──────── Data excerpts
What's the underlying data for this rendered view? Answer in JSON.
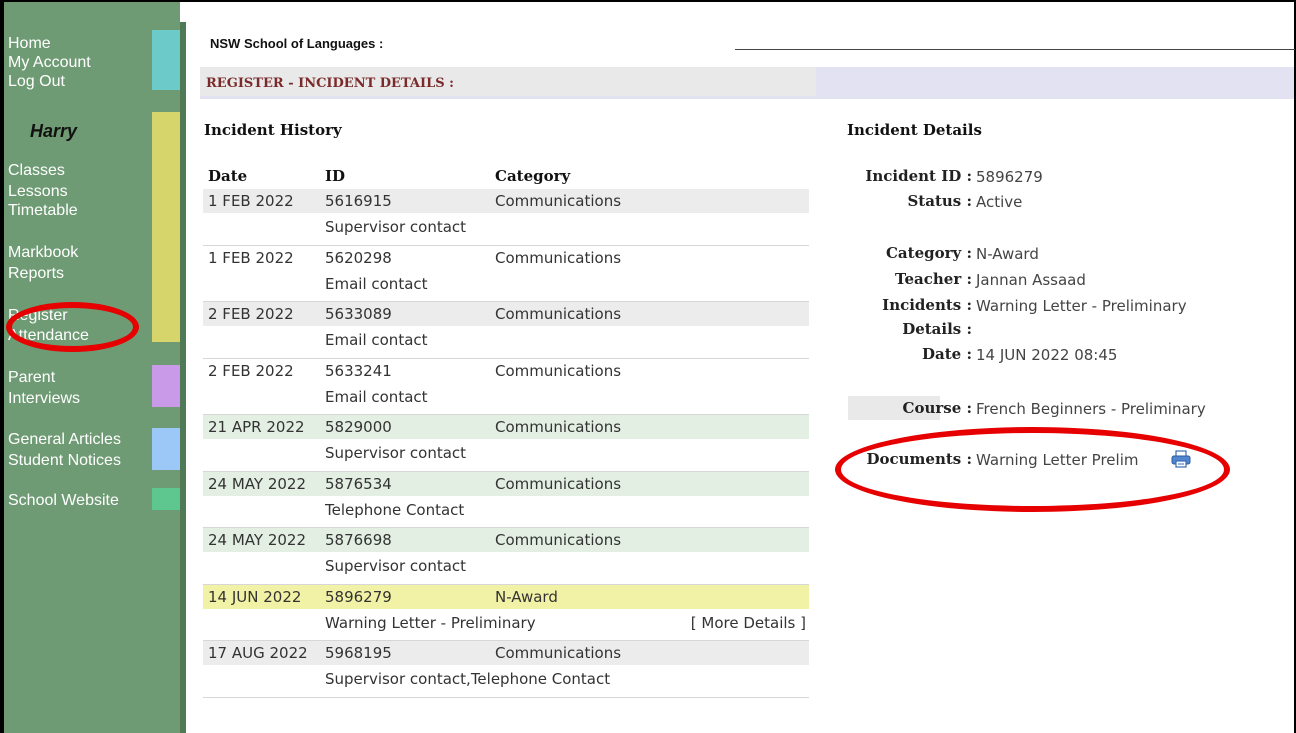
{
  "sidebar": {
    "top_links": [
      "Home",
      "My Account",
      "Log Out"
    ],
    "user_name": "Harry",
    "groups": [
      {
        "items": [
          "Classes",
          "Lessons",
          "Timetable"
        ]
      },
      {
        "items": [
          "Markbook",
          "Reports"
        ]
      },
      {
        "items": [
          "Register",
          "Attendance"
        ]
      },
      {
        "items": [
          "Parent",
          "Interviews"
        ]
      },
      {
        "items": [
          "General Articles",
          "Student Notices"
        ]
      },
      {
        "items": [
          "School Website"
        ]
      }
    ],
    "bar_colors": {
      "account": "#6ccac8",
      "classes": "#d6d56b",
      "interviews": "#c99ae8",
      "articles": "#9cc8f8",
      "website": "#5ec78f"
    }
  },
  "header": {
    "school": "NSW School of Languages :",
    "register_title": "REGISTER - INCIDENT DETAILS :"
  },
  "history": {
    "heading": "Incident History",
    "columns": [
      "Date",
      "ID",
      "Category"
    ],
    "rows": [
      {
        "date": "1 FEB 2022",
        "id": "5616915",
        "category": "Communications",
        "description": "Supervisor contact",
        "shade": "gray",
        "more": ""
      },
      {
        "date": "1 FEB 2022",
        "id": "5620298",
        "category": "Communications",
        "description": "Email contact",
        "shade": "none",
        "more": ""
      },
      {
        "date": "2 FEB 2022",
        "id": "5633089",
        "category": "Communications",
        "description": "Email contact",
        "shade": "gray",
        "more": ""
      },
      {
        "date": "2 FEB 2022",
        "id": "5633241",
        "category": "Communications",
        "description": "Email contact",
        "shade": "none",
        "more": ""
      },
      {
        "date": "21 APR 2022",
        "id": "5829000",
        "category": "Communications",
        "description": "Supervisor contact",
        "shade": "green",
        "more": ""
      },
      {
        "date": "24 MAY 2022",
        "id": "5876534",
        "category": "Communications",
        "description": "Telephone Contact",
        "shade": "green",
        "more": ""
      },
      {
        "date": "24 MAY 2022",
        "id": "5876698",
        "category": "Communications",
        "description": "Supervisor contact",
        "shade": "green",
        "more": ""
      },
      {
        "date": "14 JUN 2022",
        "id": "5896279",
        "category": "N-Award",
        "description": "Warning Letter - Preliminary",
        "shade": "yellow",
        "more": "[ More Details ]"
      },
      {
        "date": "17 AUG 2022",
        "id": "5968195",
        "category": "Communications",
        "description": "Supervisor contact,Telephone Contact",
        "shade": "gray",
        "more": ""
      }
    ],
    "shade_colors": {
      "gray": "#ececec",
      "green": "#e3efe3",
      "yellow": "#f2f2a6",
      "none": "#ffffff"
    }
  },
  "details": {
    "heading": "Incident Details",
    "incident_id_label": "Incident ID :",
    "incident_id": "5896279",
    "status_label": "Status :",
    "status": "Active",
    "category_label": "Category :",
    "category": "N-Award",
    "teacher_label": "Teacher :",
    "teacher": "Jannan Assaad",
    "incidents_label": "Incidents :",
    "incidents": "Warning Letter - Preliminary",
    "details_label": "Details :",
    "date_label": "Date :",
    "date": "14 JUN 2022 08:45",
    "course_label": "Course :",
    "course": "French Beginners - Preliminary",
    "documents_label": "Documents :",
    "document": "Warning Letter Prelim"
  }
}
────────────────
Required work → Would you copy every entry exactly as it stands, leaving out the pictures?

Solution →
What's the underlying data for this rendered view? Answer in JSON.
{
  "sidebar": {
    "top_links": [
      "Home",
      "My Account",
      "Log Out"
    ],
    "user_name": "Harry",
    "groups": [
      {
        "items": [
          "Classes",
          "Lessons",
          "Timetable"
        ]
      },
      {
        "items": [
          "Markbook",
          "Reports"
        ]
      },
      {
        "items": [
          "Register",
          "Attendance"
        ]
      },
      {
        "items": [
          "Parent",
          "Interviews"
        ]
      },
      {
        "items": [
          "General Articles",
          "Student Notices"
        ]
      },
      {
        "items": [
          "School Website"
        ]
      }
    ],
    "bar_colors": {
      "account": "#6ccac8",
      "classes": "#d6d56b",
      "interviews": "#c99ae8",
      "articles": "#9cc8f8",
      "website": "#5ec78f"
    }
  },
  "header": {
    "school": "NSW School of Languages :",
    "register_title": "REGISTER - INCIDENT DETAILS :"
  },
  "history": {
    "heading": "Incident History",
    "columns": [
      "Date",
      "ID",
      "Category"
    ],
    "rows": [
      {
        "date": "1 FEB 2022",
        "id": "5616915",
        "category": "Communications",
        "description": "Supervisor contact",
        "shade": "gray",
        "more": ""
      },
      {
        "date": "1 FEB 2022",
        "id": "5620298",
        "category": "Communications",
        "description": "Email contact",
        "shade": "none",
        "more": ""
      },
      {
        "date": "2 FEB 2022",
        "id": "5633089",
        "category": "Communications",
        "description": "Email contact",
        "shade": "gray",
        "more": ""
      },
      {
        "date": "2 FEB 2022",
        "id": "5633241",
        "category": "Communications",
        "description": "Email contact",
        "shade": "none",
        "more": ""
      },
      {
        "date": "21 APR 2022",
        "id": "5829000",
        "category": "Communications",
        "description": "Supervisor contact",
        "shade": "green",
        "more": ""
      },
      {
        "date": "24 MAY 2022",
        "id": "5876534",
        "category": "Communications",
        "description": "Telephone Contact",
        "shade": "green",
        "more": ""
      },
      {
        "date": "24 MAY 2022",
        "id": "5876698",
        "category": "Communications",
        "description": "Supervisor contact",
        "shade": "green",
        "more": ""
      },
      {
        "date": "14 JUN 2022",
        "id": "5896279",
        "category": "N-Award",
        "description": "Warning Letter - Preliminary",
        "shade": "yellow",
        "more": "[ More Details ]"
      },
      {
        "date": "17 AUG 2022",
        "id": "5968195",
        "category": "Communications",
        "description": "Supervisor contact,Telephone Contact",
        "shade": "gray",
        "more": ""
      }
    ],
    "shade_colors": {
      "gray": "#ececec",
      "green": "#e3efe3",
      "yellow": "#f2f2a6",
      "none": "#ffffff"
    }
  },
  "details": {
    "heading": "Incident Details",
    "incident_id_label": "Incident ID :",
    "incident_id": "5896279",
    "status_label": "Status :",
    "status": "Active",
    "category_label": "Category :",
    "category": "N-Award",
    "teacher_label": "Teacher :",
    "teacher": "Jannan Assaad",
    "incidents_label": "Incidents :",
    "incidents": "Warning Letter - Preliminary",
    "details_label": "Details :",
    "date_label": "Date :",
    "date": "14 JUN 2022 08:45",
    "course_label": "Course :",
    "course": "French Beginners - Preliminary",
    "documents_label": "Documents :",
    "document": "Warning Letter Prelim"
  }
}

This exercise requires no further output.